> **Work to complete**
Copy task. Retype the whole listing exactly, omitting any picture in it.

> **Material for this task**
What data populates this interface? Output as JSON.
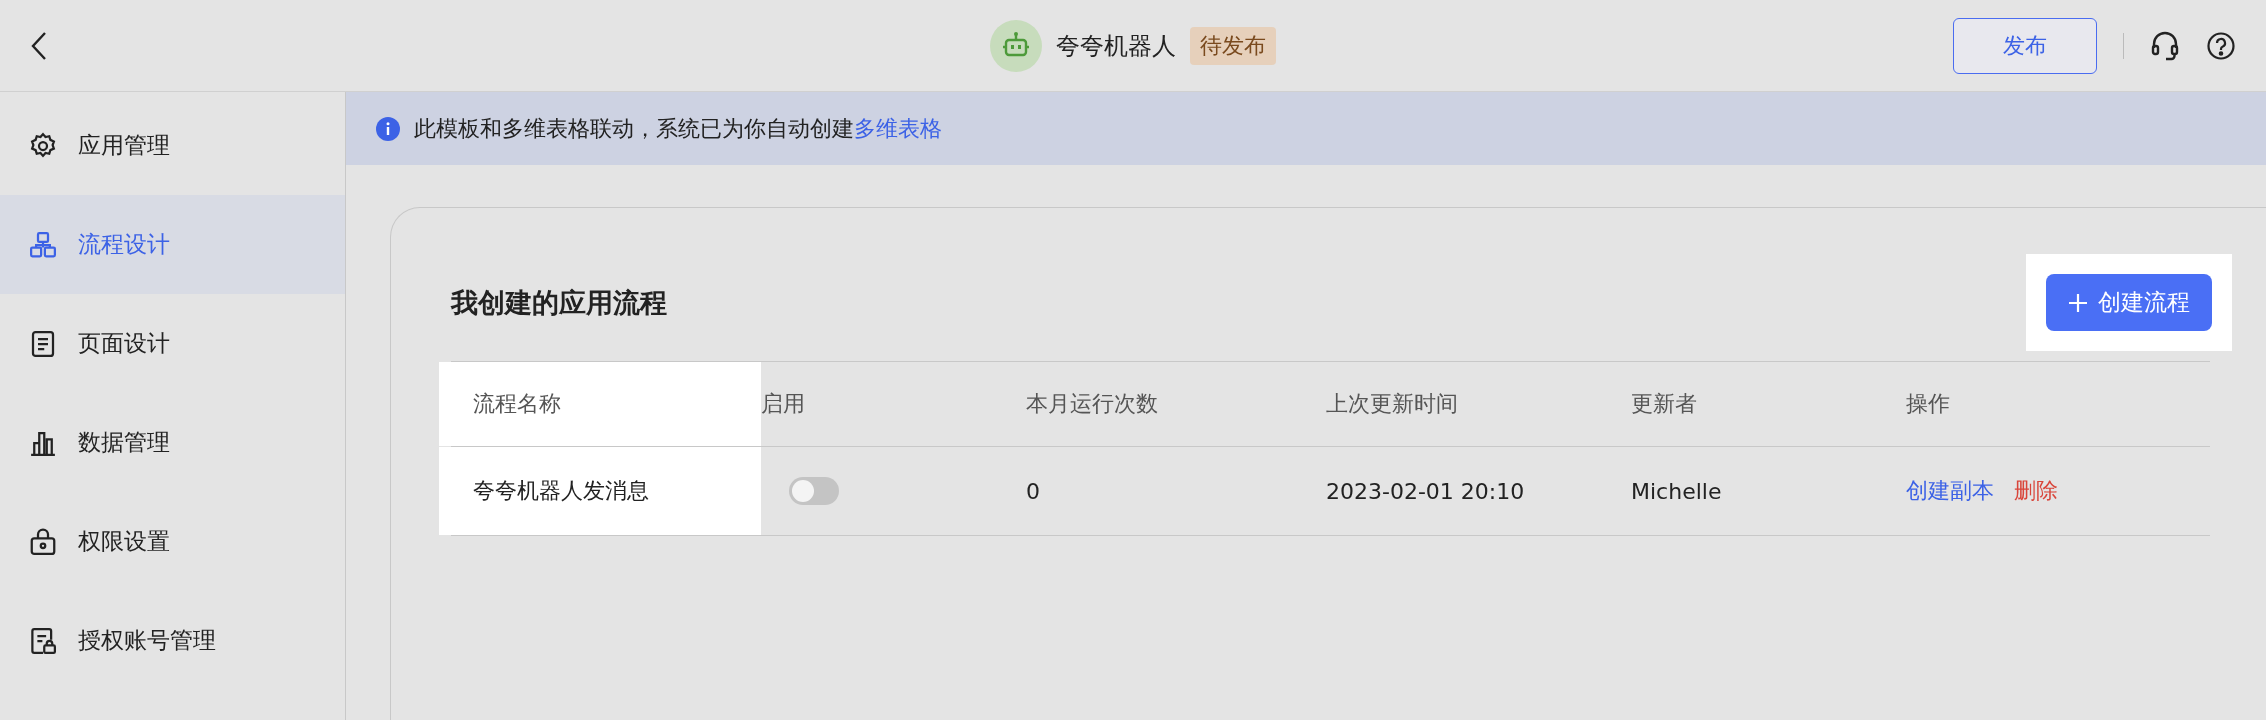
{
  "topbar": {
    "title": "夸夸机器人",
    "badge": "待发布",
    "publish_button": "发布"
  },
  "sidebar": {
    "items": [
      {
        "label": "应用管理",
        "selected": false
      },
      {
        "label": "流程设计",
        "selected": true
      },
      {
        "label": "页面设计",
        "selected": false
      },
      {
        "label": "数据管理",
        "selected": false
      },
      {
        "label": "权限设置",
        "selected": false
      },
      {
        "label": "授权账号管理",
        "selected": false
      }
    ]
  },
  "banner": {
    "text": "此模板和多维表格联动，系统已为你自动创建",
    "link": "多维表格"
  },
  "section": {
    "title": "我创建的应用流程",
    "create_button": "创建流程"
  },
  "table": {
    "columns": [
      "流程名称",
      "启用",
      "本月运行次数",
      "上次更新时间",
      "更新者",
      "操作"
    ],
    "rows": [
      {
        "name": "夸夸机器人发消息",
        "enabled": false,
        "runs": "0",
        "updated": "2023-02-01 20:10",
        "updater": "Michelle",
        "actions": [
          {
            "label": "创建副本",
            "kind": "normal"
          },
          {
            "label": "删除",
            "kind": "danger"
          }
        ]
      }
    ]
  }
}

> **Solution to the problem**
What data populates this interface? Output as JSON.
{
  "topbar": {
    "title": "夸夸机器人",
    "badge": "待发布",
    "publish_button": "发布"
  },
  "sidebar": {
    "items": [
      {
        "label": "应用管理",
        "selected": false
      },
      {
        "label": "流程设计",
        "selected": true
      },
      {
        "label": "页面设计",
        "selected": false
      },
      {
        "label": "数据管理",
        "selected": false
      },
      {
        "label": "权限设置",
        "selected": false
      },
      {
        "label": "授权账号管理",
        "selected": false
      }
    ]
  },
  "banner": {
    "text": "此模板和多维表格联动，系统已为你自动创建",
    "link": "多维表格"
  },
  "section": {
    "title": "我创建的应用流程",
    "create_button": "创建流程"
  },
  "table": {
    "columns": [
      "流程名称",
      "启用",
      "本月运行次数",
      "上次更新时间",
      "更新者",
      "操作"
    ],
    "rows": [
      {
        "name": "夸夸机器人发消息",
        "enabled": false,
        "runs": "0",
        "updated": "2023-02-01 20:10",
        "updater": "Michelle",
        "actions": [
          {
            "label": "创建副本",
            "kind": "normal"
          },
          {
            "label": "删除",
            "kind": "danger"
          }
        ]
      }
    ]
  }
}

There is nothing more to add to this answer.